**TASK INSTRUCTIONS:**
Note each line of the entries that includes "target". Then copy those lines.

**DATA FOR PROCESSING:**
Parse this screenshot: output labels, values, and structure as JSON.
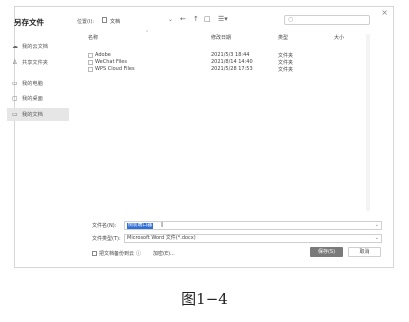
{
  "dialog": {
    "title": "另存文件",
    "close_glyph": "×"
  },
  "sidebar": {
    "items": [
      {
        "label": "我的云文档",
        "icon": "cloud-icon"
      },
      {
        "label": "共享文件夹",
        "icon": "shared-users-icon"
      },
      {
        "label": "我的电脑",
        "icon": "computer-icon"
      },
      {
        "label": "我的桌面",
        "icon": "desktop-icon"
      },
      {
        "label": "我的文档",
        "icon": "folder-icon",
        "active": true
      }
    ]
  },
  "toolbar": {
    "location_label": "位置(I):",
    "location_value": "文档",
    "location_icon": "document-icon",
    "back_glyph": "←",
    "up_glyph": "↑",
    "new_folder_glyph": "□",
    "view_glyph": "☰▾",
    "search_placeholder": ""
  },
  "columns": {
    "name": "名称",
    "date": "修改日期",
    "type": "类型",
    "size": "大小"
  },
  "files": [
    {
      "name": "Adobe",
      "date": "2021/5/3 18:44",
      "type": "文件夹",
      "size": ""
    },
    {
      "name": "WeChat Files",
      "date": "2021/8/14 14:40",
      "type": "文件夹",
      "size": ""
    },
    {
      "name": "WPS Cloud Files",
      "date": "2021/5/28 17:53",
      "type": "文件夹",
      "size": ""
    }
  ],
  "filename": {
    "label": "文件名(N):",
    "value": "倒装端口器"
  },
  "filetype": {
    "label": "文件类型(T):",
    "value": "Microsoft Word 文件(*.docx)"
  },
  "options": {
    "checkbox_label": "把文档备份到云",
    "hint": "",
    "tools": "加密(E)..."
  },
  "buttons": {
    "save": "保存(S)",
    "cancel": "取消"
  },
  "caption": "图1−4"
}
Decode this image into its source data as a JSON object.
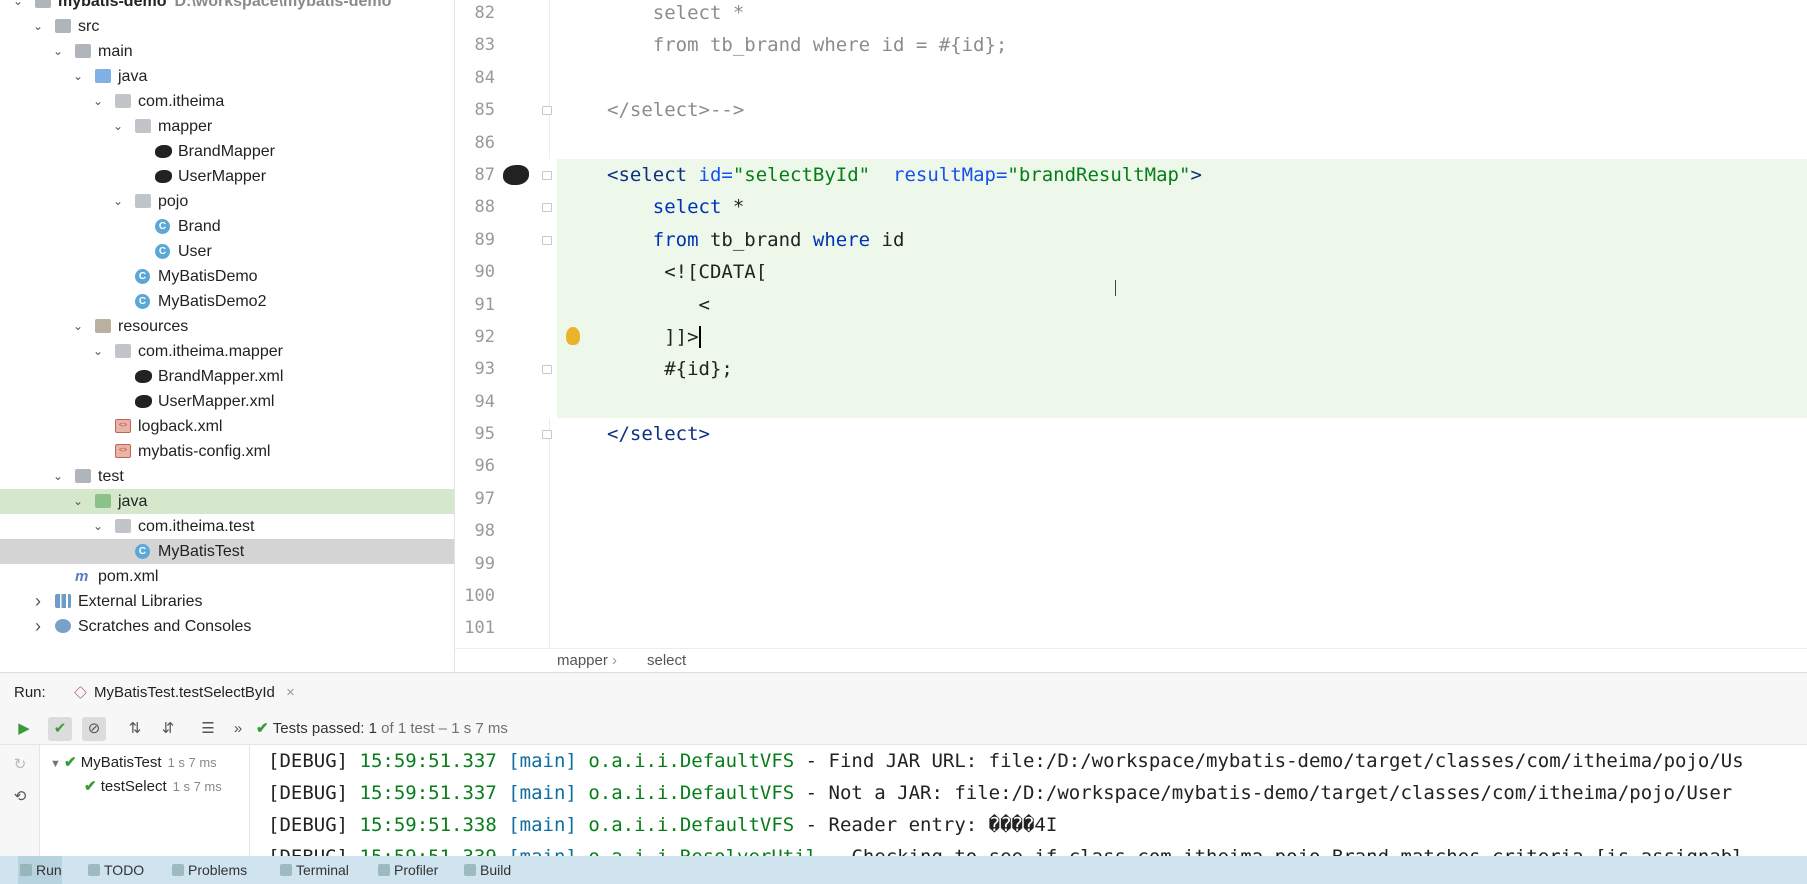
{
  "project_tree": {
    "rows": [
      {
        "label": "mybatis-demo",
        "path": "D:\\workspace\\mybatis-demo",
        "icon": "module-folder-icon",
        "arrow": "expanded",
        "indent": 0,
        "bold": true
      },
      {
        "label": "src",
        "icon": "folder-icon",
        "arrow": "expanded",
        "indent": 1
      },
      {
        "label": "main",
        "icon": "folder-icon",
        "arrow": "expanded",
        "indent": 2
      },
      {
        "label": "java",
        "icon": "source-folder-icon",
        "arrow": "expanded",
        "indent": 3
      },
      {
        "label": "com.itheima",
        "icon": "package-icon",
        "arrow": "expanded",
        "indent": 4
      },
      {
        "label": "mapper",
        "icon": "package-icon",
        "arrow": "expanded",
        "indent": 5
      },
      {
        "label": "BrandMapper",
        "icon": "mybatis-bird-icon",
        "arrow": "none",
        "indent": 6
      },
      {
        "label": "UserMapper",
        "icon": "mybatis-bird-icon",
        "arrow": "none",
        "indent": 6
      },
      {
        "label": "pojo",
        "icon": "package-icon",
        "arrow": "expanded",
        "indent": 5
      },
      {
        "label": "Brand",
        "icon": "class-icon",
        "arrow": "none",
        "indent": 6
      },
      {
        "label": "User",
        "icon": "class-icon",
        "arrow": "none",
        "indent": 6
      },
      {
        "label": "MyBatisDemo",
        "icon": "class-icon",
        "arrow": "none",
        "indent": 5
      },
      {
        "label": "MyBatisDemo2",
        "icon": "class-icon",
        "arrow": "none",
        "indent": 5
      },
      {
        "label": "resources",
        "icon": "resources-folder-icon",
        "arrow": "expanded",
        "indent": 3
      },
      {
        "label": "com.itheima.mapper",
        "icon": "package-icon",
        "arrow": "expanded",
        "indent": 4
      },
      {
        "label": "BrandMapper.xml",
        "icon": "mybatis-bird-icon",
        "arrow": "none",
        "indent": 5
      },
      {
        "label": "UserMapper.xml",
        "icon": "mybatis-bird-icon",
        "arrow": "none",
        "indent": 5
      },
      {
        "label": "logback.xml",
        "icon": "xml-file-icon",
        "arrow": "none",
        "indent": 4
      },
      {
        "label": "mybatis-config.xml",
        "icon": "xml-file-icon",
        "arrow": "none",
        "indent": 4
      },
      {
        "label": "test",
        "icon": "folder-icon",
        "arrow": "expanded",
        "indent": 2
      },
      {
        "label": "java",
        "icon": "test-folder-icon",
        "arrow": "expanded",
        "indent": 3,
        "highlight": true
      },
      {
        "label": "com.itheima.test",
        "icon": "package-icon",
        "arrow": "expanded",
        "indent": 4
      },
      {
        "label": "MyBatisTest",
        "icon": "class-icon",
        "arrow": "none",
        "indent": 5,
        "selected": true
      },
      {
        "label": "pom.xml",
        "icon": "maven-icon",
        "arrow": "none",
        "indent": 2
      },
      {
        "label": "External Libraries",
        "icon": "libraries-icon",
        "arrow": "collapsed",
        "indent": 1
      },
      {
        "label": "Scratches and Consoles",
        "icon": "scratches-icon",
        "arrow": "collapsed",
        "indent": 1
      }
    ]
  },
  "editor": {
    "lines": [
      {
        "n": "82",
        "segs": [
          [
            "cmt",
            "    select *"
          ]
        ]
      },
      {
        "n": "83",
        "segs": [
          [
            "cmt",
            "    from tb_brand where id = #{id};"
          ]
        ]
      },
      {
        "n": "84",
        "segs": []
      },
      {
        "n": "85",
        "fold": true,
        "segs": [
          [
            "cmt",
            "</select>-->"
          ]
        ]
      },
      {
        "n": "86",
        "segs": []
      },
      {
        "n": "87",
        "fold": true,
        "bird": true,
        "green": true,
        "segs": [
          [
            "tag",
            "<select "
          ],
          [
            "attr",
            "id="
          ],
          [
            "str",
            "\"selectById\""
          ],
          [
            "plain",
            "  "
          ],
          [
            "attr",
            "resultMap="
          ],
          [
            "str",
            "\"brandResultMap\""
          ],
          [
            "tag",
            ">"
          ]
        ]
      },
      {
        "n": "88",
        "fold": true,
        "green": true,
        "segs": [
          [
            "kw",
            "    select "
          ],
          [
            "plain",
            "*"
          ]
        ]
      },
      {
        "n": "89",
        "fold": true,
        "green": true,
        "segs": [
          [
            "kw",
            "    from "
          ],
          [
            "plain",
            "tb_brand "
          ],
          [
            "kw",
            "where "
          ],
          [
            "plain",
            "id"
          ]
        ]
      },
      {
        "n": "90",
        "green": true,
        "segs": [
          [
            "plain",
            "     <![CDATA["
          ]
        ]
      },
      {
        "n": "91",
        "green": true,
        "segs": [
          [
            "plain",
            "        <"
          ]
        ]
      },
      {
        "n": "92",
        "green": true,
        "bulb": true,
        "cursor": true,
        "segs": [
          [
            "plain",
            "     ]]>"
          ]
        ]
      },
      {
        "n": "93",
        "fold": true,
        "green": true,
        "segs": [
          [
            "plain",
            "     #{id};"
          ]
        ]
      },
      {
        "n": "94",
        "green": true,
        "segs": []
      },
      {
        "n": "95",
        "fold": true,
        "segs": [
          [
            "tag",
            "</select>"
          ]
        ]
      },
      {
        "n": "96",
        "segs": []
      },
      {
        "n": "97",
        "segs": []
      },
      {
        "n": "98",
        "segs": []
      },
      {
        "n": "99",
        "segs": []
      },
      {
        "n": "100",
        "segs": []
      },
      {
        "n": "101",
        "segs": []
      }
    ]
  },
  "breadcrumb": {
    "items": [
      "mapper",
      "select"
    ],
    "separator": "›"
  },
  "run_panel": {
    "label": "Run:",
    "tab_title": "MyBatisTest.testSelectById",
    "close": "×",
    "status_main": "Tests passed: ",
    "status_count": "1",
    "status_rest": " of 1 test – 1 s 7 ms",
    "tree": [
      {
        "label": "MyBatisTest",
        "time": "1 s 7 ms"
      },
      {
        "label": "testSelect",
        "time": "1 s 7 ms"
      }
    ],
    "console": [
      {
        "level": "[DEBUG]",
        "time": "15:59:51.337",
        "thread": "[main]",
        "logger": "o.a.i.i.DefaultVFS",
        "msg": " - Find JAR URL: file:/D:/workspace/mybatis-demo/target/classes/com/itheima/pojo/Us"
      },
      {
        "level": "[DEBUG]",
        "time": "15:59:51.337",
        "thread": "[main]",
        "logger": "o.a.i.i.DefaultVFS",
        "msg": " - Not a JAR: file:/D:/workspace/mybatis-demo/target/classes/com/itheima/pojo/User"
      },
      {
        "level": "[DEBUG]",
        "time": "15:59:51.338",
        "thread": "[main]",
        "logger": "o.a.i.i.DefaultVFS",
        "msg": " - Reader entry: ����4I"
      },
      {
        "level": "[DEBUG]",
        "time": "15:59:51.339",
        "thread": "[main]",
        "logger": "o.a.i.i.ResolverUtil",
        "msg": " - Checking to see if class com.itheima.pojo.Brand matches criteria [is assignabl"
      }
    ]
  },
  "bottom_toolbar": {
    "items": [
      {
        "label": "Run",
        "icon": "run-icon",
        "active": true
      },
      {
        "label": "TODO",
        "icon": "todo-icon"
      },
      {
        "label": "Problems",
        "icon": "problems-icon"
      },
      {
        "label": "Terminal",
        "icon": "terminal-icon"
      },
      {
        "label": "Profiler",
        "icon": "profiler-icon"
      },
      {
        "label": "Build",
        "icon": "build-icon"
      }
    ]
  },
  "colors": {
    "accent_green": "#edf8ea",
    "selection": "#d4d4d4",
    "tag": "#0d2f80",
    "string": "#067d17",
    "keyword": "#0033b3"
  }
}
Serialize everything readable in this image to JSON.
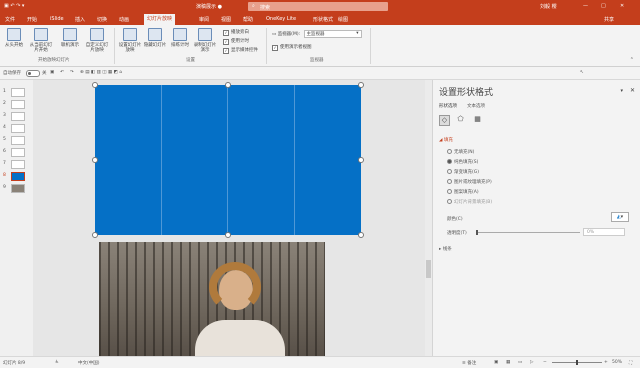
{
  "titlebar": {
    "doc_title": "演稿展示 ●",
    "search_placeholder": "搜索",
    "user": "刘毅 樱",
    "win_controls": [
      "—",
      "□",
      "✕"
    ]
  },
  "menubar": {
    "items": [
      "文件",
      "开始",
      "iSlide",
      "插入",
      "切换",
      "动画",
      "幻灯片放映",
      "审阅",
      "视图",
      "帮助",
      "OneKey Lite",
      "形状格式",
      "绘图"
    ],
    "active_index": 6,
    "share": "共享"
  },
  "ribbon": {
    "buttons": [
      {
        "label": "从头开始"
      },
      {
        "label": "从当前幻灯片开始"
      },
      {
        "label": "联机演示"
      },
      {
        "label": "自定义幻灯片放映"
      },
      {
        "label": "设置幻灯片放映"
      },
      {
        "label": "隐藏幻灯片"
      },
      {
        "label": "排练计时"
      },
      {
        "label": "录制幻灯片演示"
      }
    ],
    "checkboxes": [
      "播放旁白",
      "使用计时",
      "显示媒体控件"
    ],
    "monitor_label": "监视器(M):",
    "monitor_value": "主监视器",
    "presenter_view": "使用演示者视图",
    "groups": [
      "开始放映幻灯片",
      "设置",
      "监视器"
    ]
  },
  "qat": {
    "autosave": "自动保存",
    "toggle": "关"
  },
  "thumbnails": [
    "1",
    "2",
    "3",
    "4",
    "5",
    "6",
    "7",
    "8",
    "9"
  ],
  "active_slide": 8,
  "format_pane": {
    "title": "设置形状格式",
    "tabs": [
      "形状选项",
      "文本选项"
    ],
    "section_fill": "填充",
    "fill_options": [
      "无填充(N)",
      "纯色填充(S)",
      "渐变填充(G)",
      "图片或纹理填充(P)",
      "图案填充(A)",
      "幻灯片背景填充(B)"
    ],
    "selected_fill": 1,
    "color_label": "颜色(C)",
    "transparency_label": "透明度(T)",
    "transparency_value": "0%",
    "section_line": "线条",
    "close": "✕"
  },
  "status": {
    "slide_info": "幻灯片 8/9",
    "lang": "中文(中国)",
    "notes": "备注",
    "zoom": "50%"
  }
}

**WRITTEN SOLUTION:**
        "msg": " - Find JAR URL: file:/D:/workspace/mybatis-demo/target/classes/com/itheima/pojo/Us"
        "msg": " - Not a JAR: file:/D:/workspace/mybatis-demo/target/classes/com/itheima/pojo/User"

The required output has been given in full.